The controversy surrounding Webb Ellis’s role in rugby’s invention intensified in 1895, a month before the great North-South Rugby Union split.
The split led to the birth of Rugby Union and Rugby League, and the question of rugby’s origins became a matter of contention.
The Old Rugbeian Society conducted an investigation into Webb Ellis’s story but was unable to procure any first-hand evidence of the occurrence.
Some former pupils who attended Rugby School with Webb Ellis testified that he was known for taking “unfair advantage at football.”
However, doubts about the story persisted, and it became a subject of debate among scholars and rugby enthusiasts.
The story of Webb Ellis’s invention of rugby is just one piece of the puzzle. Some alternative theories suggest that other individuals or earlier instances of ball-carrying in various forms of the game may have contributed to the sport’s development.
One theory links Webb Ellis’s actions to an ancient Irish game called Caid, which had similarities to rugby.

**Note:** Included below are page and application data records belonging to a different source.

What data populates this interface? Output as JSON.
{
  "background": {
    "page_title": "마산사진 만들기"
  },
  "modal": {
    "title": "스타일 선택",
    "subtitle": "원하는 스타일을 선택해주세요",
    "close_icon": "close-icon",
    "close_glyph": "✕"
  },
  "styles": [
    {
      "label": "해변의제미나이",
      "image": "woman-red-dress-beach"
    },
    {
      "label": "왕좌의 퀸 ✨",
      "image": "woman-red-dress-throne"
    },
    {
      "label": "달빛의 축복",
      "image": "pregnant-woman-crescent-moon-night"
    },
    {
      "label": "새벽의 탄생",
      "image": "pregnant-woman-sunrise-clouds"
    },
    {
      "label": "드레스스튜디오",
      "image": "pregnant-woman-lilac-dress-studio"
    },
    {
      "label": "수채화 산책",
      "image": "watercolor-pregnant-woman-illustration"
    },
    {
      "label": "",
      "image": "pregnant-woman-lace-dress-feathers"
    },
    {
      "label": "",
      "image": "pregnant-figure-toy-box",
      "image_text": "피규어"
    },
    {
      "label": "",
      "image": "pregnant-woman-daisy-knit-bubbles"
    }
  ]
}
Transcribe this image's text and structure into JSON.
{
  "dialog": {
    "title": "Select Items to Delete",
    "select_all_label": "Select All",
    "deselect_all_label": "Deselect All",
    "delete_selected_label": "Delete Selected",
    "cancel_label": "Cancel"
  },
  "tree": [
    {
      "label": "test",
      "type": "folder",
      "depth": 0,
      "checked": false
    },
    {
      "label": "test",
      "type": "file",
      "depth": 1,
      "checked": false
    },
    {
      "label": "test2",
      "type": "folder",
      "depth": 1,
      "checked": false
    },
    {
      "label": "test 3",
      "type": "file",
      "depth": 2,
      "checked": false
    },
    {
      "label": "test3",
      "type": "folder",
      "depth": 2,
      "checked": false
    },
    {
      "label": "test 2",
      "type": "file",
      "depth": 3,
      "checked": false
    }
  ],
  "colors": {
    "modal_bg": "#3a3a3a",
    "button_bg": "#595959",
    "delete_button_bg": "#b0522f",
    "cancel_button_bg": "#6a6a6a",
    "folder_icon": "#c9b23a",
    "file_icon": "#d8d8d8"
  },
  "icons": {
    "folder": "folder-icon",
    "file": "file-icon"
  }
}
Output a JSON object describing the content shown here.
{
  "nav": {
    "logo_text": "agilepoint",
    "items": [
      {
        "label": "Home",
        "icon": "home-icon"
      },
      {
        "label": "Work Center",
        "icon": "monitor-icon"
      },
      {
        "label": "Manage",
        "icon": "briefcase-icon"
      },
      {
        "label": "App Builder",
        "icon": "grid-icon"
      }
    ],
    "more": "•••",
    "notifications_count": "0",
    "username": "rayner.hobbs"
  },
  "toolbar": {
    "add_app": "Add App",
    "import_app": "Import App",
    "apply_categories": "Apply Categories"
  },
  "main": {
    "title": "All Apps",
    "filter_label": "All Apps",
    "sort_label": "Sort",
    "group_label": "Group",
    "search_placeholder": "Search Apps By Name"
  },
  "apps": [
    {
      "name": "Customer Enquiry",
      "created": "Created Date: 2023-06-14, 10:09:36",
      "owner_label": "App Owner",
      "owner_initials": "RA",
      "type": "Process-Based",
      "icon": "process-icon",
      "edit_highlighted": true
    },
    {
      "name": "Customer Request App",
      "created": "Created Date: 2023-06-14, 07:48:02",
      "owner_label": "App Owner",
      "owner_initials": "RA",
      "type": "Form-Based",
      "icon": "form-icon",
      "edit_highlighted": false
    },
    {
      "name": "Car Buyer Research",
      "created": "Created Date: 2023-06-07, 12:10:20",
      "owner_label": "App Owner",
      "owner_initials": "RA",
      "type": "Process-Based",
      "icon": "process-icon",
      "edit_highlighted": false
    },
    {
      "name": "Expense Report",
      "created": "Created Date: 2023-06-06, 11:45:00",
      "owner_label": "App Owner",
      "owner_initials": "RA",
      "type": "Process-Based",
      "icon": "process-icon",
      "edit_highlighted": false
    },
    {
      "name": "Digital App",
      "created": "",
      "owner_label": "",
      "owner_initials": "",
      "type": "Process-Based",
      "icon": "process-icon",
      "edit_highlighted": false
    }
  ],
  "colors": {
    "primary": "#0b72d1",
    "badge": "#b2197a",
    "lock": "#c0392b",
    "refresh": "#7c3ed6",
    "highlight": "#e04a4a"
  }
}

Another theory credits a Rugby School pupil named Jem Mackie, who was known for his running abilities.
The origins of rugby are mired in legend and debate, and the story of William Webb Ellis and his connection to Salford adds a fascinating layer to the narrative.
While the authenticity of the legend remains uncertain, it’s clear that Webb Ellis’s association with Salford and his journey from the streets of Lancashire to Rugby School is a remarkable part of rugby’s heritage.
As the Rugby Union World Cup comes to an end, the William Webb Ellis Cup remains a symbol of the sport’s rich history and the enduring mystery of its origins.